Work task: Go through the material and copy each line in which the word "browser" shows up.

[Start of section]

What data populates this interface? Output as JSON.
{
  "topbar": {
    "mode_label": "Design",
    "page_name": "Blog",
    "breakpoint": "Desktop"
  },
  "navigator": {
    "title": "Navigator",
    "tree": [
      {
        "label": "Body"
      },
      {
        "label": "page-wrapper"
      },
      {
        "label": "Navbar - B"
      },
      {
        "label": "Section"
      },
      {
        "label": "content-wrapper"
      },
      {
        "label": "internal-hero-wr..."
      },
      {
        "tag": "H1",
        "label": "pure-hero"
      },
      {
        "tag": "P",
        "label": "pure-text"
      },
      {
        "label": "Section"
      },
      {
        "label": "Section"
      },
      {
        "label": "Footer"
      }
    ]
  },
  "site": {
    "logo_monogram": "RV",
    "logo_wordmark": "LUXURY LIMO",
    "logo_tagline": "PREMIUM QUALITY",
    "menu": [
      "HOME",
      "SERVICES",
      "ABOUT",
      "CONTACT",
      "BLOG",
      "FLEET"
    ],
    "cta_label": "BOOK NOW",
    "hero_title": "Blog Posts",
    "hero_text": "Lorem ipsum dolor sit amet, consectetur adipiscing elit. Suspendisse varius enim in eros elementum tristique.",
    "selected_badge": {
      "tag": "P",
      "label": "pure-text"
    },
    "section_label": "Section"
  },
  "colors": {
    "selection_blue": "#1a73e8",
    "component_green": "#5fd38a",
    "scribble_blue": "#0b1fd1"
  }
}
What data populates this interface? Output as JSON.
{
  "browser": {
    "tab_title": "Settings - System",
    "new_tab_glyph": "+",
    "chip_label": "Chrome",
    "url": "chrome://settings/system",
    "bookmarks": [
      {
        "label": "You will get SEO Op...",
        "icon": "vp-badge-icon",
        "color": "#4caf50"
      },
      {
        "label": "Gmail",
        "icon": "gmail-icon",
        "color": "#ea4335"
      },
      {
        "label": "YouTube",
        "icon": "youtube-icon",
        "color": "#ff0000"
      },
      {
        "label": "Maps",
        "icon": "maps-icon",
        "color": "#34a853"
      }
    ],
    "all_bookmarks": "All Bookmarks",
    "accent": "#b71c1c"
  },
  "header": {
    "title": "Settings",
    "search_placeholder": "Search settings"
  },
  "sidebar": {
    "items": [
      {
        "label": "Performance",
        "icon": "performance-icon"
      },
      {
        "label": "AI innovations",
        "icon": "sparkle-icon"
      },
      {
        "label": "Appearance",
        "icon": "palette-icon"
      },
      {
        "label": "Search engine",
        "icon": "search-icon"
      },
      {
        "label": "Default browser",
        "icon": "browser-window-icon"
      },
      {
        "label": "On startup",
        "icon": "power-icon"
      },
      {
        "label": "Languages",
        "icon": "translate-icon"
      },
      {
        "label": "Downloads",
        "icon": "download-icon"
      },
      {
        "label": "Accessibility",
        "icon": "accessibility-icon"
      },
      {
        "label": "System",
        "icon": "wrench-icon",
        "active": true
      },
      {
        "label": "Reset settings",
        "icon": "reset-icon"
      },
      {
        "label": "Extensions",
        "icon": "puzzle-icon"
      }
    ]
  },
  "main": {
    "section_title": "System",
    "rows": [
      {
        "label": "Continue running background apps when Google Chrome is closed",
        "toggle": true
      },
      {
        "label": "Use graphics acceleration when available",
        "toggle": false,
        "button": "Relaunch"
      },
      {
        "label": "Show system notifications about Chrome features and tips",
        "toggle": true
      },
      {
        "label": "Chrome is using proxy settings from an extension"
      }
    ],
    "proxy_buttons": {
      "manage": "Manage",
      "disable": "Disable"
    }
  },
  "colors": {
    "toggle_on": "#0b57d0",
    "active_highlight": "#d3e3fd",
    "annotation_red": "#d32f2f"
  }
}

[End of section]

Worked solution:
  "browser": {
        "label": "Default browser",
        "icon": "browser-window-icon"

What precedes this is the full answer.